During a six-week federal trial in New York, Chevron introduced overwhelming evidence of fraud, extortion and other misconduct as part of a civil lawsuit against Steven Donziger and his associates.
Read Chevron’s post-trial brief:
Using Internet Explorer, click here to read a comprehensive summary of Chevron’s claims and supporting evidence against Steven Donziger and his associates. The post-trial brief contains citations that are hyperlinked to the respective exhibits.
The hyperlinked post-trial brief may also be read by opening this link in Adobe Reader: http://theamazonpost.com/post-trial-brief-pdfs/brief/01ChevronPostTrialBr.pdf
Since late 2013, Ecuador’s government has invited actors, politicians, journalists and many others to the Oriente region of the Amazon to see oil contamination allegedly caused by Texaco. The government claims these pits are evidence of Chevron’s environmental liability in the region. Their favorite tour stop is a site called Aguarico-4 (AG-4). Through scripted media spectacles at this site, the Republic of Ecuador is assisting Steven Donziger in advancing his fraudulent case, while attempting to distract public attention from the government’s own environmental and social obligations in the region.
But here are a few details about AG-4 that they conveniently exclude from their tour:
- Texaco Petroleum (TexPet), which became a subsidiary of Chevron in 2001, was a minority partner in an oil-production consortium in Ecuador along with the state-owned oil company, Petroecuador, from 1964 to 1992. After TexPet turned its remaining share of the oil operations over to Petroecuador in 1992, pursuant to an agreement with Ecuador, the company agreed to conduct a remediation of selected production sites, while Petroecuador committed to perform any remaining cleanup. The government of Ecuador oversaw – and certified – the successful completion of TexPet’s remediation and fully released the company from further environmental liability. Petroecuador, however, failed to conduct the cleanup it promised and has continued to operate and expand oil operations in the former concession over the past 20 years – including AG-4.

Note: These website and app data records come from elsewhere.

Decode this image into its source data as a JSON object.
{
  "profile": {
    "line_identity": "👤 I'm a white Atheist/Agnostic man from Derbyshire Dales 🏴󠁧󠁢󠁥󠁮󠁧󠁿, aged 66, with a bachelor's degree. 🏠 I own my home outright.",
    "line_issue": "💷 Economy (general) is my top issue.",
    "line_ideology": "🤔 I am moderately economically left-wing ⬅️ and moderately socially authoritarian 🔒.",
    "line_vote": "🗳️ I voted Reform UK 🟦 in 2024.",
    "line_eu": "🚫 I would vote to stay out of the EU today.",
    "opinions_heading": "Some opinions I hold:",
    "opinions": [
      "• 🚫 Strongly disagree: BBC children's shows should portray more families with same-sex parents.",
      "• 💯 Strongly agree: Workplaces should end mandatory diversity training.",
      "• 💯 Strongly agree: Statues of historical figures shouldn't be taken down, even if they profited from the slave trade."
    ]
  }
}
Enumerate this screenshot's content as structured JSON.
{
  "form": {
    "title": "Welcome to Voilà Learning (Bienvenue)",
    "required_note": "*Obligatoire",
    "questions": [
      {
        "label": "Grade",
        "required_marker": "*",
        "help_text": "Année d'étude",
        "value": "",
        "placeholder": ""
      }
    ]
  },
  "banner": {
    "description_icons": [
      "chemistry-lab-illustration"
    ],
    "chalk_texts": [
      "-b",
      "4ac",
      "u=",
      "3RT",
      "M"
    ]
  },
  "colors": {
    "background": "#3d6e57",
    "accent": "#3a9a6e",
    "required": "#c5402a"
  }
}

- The soil at AG-04 was remediated by TexPet between September and October of 1996, and inspected by the government of Ecuador. Inspectors from the National Hydrocarbons Bureau and Petroproduccion certified TexPet’s soil remediation at AG-04 was successful on March 14, 1997, and on March 20, 1997, the Ecuador Ministry of Energy and Mines approved TexPet’s work at AG-04 as complete.
- In 2006, Petroecuador identified AG-04 as a pit it was responsible for remediating under a government remediation program. But representatives of the plaintiffs in the lawsuit against Chevron met with members of President Rafael Correa’s administration to try to stop the remediation program and developed a plan to halt the remediation fearing it would hurt their case.

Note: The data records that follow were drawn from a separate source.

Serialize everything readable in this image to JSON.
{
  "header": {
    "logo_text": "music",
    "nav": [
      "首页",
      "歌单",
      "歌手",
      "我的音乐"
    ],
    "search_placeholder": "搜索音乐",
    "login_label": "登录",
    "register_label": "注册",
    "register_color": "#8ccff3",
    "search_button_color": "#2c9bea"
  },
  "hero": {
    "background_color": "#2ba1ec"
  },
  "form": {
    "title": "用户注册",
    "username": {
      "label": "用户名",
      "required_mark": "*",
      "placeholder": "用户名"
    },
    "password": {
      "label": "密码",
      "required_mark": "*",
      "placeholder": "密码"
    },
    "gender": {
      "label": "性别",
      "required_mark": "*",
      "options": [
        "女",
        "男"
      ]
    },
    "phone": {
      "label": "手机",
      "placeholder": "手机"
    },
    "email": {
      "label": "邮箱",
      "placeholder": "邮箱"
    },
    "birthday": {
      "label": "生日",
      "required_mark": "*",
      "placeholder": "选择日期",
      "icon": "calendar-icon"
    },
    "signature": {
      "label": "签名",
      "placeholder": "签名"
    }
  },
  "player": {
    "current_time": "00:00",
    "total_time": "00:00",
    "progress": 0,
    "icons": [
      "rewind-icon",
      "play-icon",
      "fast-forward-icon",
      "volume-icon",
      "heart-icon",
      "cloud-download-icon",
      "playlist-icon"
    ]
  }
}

- While they continue to publicly claim to work in the interests of the environment, their actions tell a different story. Privately, as shown here, they have pressured Petroecuador to halt its remediation program. Fearful that Chevron would, in Fajardo’s words, “say that the State finally assumed its duty and is going to clean up what it ought to,” Steven Donziger instructed Fajardo “to go to Ecuadorian President Rafael Correa to put an end to this shit once and for all.”
A recent BusinessWeek report aptly summarized the Republic’s efforts: “By focusing celebrity and popular ire on Chevron, Correa hopes to distract his own people and anyone else who’s paying attention from the harsh reality that poor Ecuadorians in the jungle have their own government to blame…”
And the Economist stated: “Petroecuador’s own corporate documents suggest a long-standing interest in Aguarico-4. Its statistical report of 2007 lists Aguarico-4 as a “production recovery” site; its 2011 report refers to “reconditioning work” going on at the pool. That seems to confirm that Petroecuador has for some time regarded Aguarico-4 as its responsibility. It also seems to deny Mr Correa’s claim that the site has been neglected since 1986. Perhaps Mr Correa should tell all of humanity about that.”